- _What is expected_
Records appear below. Give all of them again, exactly.

Element data from apps and pages
──────────

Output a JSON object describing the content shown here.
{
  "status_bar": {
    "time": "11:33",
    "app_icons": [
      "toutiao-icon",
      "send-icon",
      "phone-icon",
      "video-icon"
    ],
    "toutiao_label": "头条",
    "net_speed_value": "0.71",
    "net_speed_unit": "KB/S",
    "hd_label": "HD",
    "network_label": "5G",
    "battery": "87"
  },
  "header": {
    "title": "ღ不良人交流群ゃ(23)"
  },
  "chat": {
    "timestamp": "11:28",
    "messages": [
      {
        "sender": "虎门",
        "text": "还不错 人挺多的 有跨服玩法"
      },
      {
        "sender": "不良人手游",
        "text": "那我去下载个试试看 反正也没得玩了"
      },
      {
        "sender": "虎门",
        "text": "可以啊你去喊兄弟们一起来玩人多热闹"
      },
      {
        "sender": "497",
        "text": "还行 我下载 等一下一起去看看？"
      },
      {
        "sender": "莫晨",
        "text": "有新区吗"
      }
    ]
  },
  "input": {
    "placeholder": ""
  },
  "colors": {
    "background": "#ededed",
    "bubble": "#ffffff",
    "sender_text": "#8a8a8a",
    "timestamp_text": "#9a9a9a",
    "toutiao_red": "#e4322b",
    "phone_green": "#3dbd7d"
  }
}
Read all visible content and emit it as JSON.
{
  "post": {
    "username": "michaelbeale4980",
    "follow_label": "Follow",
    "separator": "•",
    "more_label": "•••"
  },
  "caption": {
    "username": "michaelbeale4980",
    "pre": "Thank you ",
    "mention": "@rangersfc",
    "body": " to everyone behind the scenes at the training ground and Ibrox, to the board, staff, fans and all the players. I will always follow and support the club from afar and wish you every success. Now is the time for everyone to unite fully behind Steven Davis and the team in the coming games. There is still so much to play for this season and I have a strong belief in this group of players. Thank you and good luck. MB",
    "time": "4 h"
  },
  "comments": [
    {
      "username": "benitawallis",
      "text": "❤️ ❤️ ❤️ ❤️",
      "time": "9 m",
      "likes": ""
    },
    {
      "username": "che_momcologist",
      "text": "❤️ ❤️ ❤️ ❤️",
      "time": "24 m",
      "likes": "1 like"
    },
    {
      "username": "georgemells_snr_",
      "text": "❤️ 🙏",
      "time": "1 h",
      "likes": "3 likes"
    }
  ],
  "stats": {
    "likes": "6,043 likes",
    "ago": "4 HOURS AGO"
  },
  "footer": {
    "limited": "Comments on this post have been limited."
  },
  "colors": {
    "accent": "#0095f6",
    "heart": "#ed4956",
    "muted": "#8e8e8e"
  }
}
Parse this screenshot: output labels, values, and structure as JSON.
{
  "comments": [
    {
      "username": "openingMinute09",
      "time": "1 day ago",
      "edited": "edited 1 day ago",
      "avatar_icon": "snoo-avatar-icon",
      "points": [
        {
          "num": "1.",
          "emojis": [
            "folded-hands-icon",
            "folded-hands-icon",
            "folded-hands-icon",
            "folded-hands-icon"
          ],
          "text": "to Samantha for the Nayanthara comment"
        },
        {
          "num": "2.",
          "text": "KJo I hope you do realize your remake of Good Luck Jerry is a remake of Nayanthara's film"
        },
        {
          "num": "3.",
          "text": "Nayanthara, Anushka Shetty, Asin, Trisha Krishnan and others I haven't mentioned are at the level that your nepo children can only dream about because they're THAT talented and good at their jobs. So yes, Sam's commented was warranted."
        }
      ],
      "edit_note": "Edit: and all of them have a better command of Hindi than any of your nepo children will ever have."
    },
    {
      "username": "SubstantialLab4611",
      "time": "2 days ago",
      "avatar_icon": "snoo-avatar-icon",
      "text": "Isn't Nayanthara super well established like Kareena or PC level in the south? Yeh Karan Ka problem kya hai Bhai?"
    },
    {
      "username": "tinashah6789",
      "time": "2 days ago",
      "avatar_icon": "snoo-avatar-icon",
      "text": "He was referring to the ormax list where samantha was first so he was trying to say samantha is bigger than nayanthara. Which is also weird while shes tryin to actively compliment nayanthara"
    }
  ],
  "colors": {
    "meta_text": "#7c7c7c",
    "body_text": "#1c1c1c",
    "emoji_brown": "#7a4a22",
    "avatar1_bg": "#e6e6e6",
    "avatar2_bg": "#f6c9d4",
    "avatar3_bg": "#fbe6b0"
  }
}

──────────

- _Solution below_
Output a JSON object describing the content shown here.
{
  "status_bar": {
    "time": "11:33",
    "app_icons": [
      "toutiao-icon",
      "send-icon",
      "phone-icon",
      "video-icon"
    ],
    "toutiao_label": "头条",
    "net_speed_value": "0.71",
    "net_speed_unit": "KB/S",
    "hd_label": "HD",
    "network_label": "5G",
    "battery": "87"
  },
  "header": {
    "title": "ღ不良人交流群ゃ(23)"
  },
  "chat": {
    "timestamp": "11:28",
    "messages": [
      {
        "sender": "虎门",
        "text": "还不错 人挺多的 有跨服玩法"
      },
      {
        "sender": "不良人手游",
        "text": "那我去下载个试试看 反正也没得玩了"
      },
      {
        "sender": "虎门",
        "text": "可以啊你去喊兄弟们一起来玩人多热闹"
      },
      {
        "sender": "497",
        "text": "还行 我下载 等一下一起去看看？"
      },
      {
        "sender": "莫晨",
        "text": "有新区吗"
      }
    ]
  },
  "input": {
    "placeholder": ""
  },
  "colors": {
    "background": "#ededed",
    "bubble": "#ffffff",
    "sender_text": "#8a8a8a",
    "timestamp_text": "#9a9a9a",
    "toutiao_red": "#e4322b",
    "phone_green": "#3dbd7d"
  }
}
Read all visible content and emit it as JSON.
{
  "post": {
    "username": "michaelbeale4980",
    "follow_label": "Follow",
    "separator": "•",
    "more_label": "•••"
  },
  "caption": {
    "username": "michaelbeale4980",
    "pre": "Thank you ",
    "mention": "@rangersfc",
    "body": " to everyone behind the scenes at the training ground and Ibrox, to the board, staff, fans and all the players. I will always follow and support the club from afar and wish you every success. Now is the time for everyone to unite fully behind Steven Davis and the team in the coming games. There is still so much to play for this season and I have a strong belief in this group of players. Thank you and good luck. MB",
    "time": "4 h"
  },
  "comments": [
    {
      "username": "benitawallis",
      "text": "❤️ ❤️ ❤️ ❤️",
      "time": "9 m",
      "likes": ""
    },
    {
      "username": "che_momcologist",
      "text": "❤️ ❤️ ❤️ ❤️",
      "time": "24 m",
      "likes": "1 like"
    },
    {
      "username": "georgemells_snr_",
      "text": "❤️ 🙏",
      "time": "1 h",
      "likes": "3 likes"
    }
  ],
  "stats": {
    "likes": "6,043 likes",
    "ago": "4 HOURS AGO"
  },
  "footer": {
    "limited": "Comments on this post have been limited."
  },
  "colors": {
    "accent": "#0095f6",
    "heart": "#ed4956",
    "muted": "#8e8e8e"
  }
}
Parse this screenshot: output labels, values, and structure as JSON.
{
  "comments": [
    {
      "username": "openingMinute09",
      "time": "1 day ago",
      "edited": "edited 1 day ago",
      "avatar_icon": "snoo-avatar-icon",
      "points": [
        {
          "num": "1.",
          "emojis": [
            "folded-hands-icon",
            "folded-hands-icon",
            "folded-hands-icon",
            "folded-hands-icon"
          ],
          "text": "to Samantha for the Nayanthara comment"
        },
        {
          "num": "2.",
          "text": "KJo I hope you do realize your remake of Good Luck Jerry is a remake of Nayanthara's film"
        },
        {
          "num": "3.",
          "text": "Nayanthara, Anushka Shetty, Asin, Trisha Krishnan and others I haven't mentioned are at the level that your nepo children can only dream about because they're THAT talented and good at their jobs. So yes, Sam's commented was warranted."
        }
      ],
      "edit_note": "Edit: and all of them have a better command of Hindi than any of your nepo children will ever have."
    },
    {
      "username": "SubstantialLab4611",
      "time": "2 days ago",
      "avatar_icon": "snoo-avatar-icon",
      "text": "Isn't Nayanthara super well established like Kareena or PC level in the south? Yeh Karan Ka problem kya hai Bhai?"
    },
    {
      "username": "tinashah6789",
      "time": "2 days ago",
      "avatar_icon": "snoo-avatar-icon",
      "text": "He was referring to the ormax list where samantha was first so he was trying to say samantha is bigger than nayanthara. Which is also weird while shes tryin to actively compliment nayanthara"
    }
  ],
  "colors": {
    "meta_text": "#7c7c7c",
    "body_text": "#1c1c1c",
    "emoji_brown": "#7a4a22",
    "avatar1_bg": "#e6e6e6",
    "avatar2_bg": "#f6c9d4",
    "avatar3_bg": "#fbe6b0"
  }
}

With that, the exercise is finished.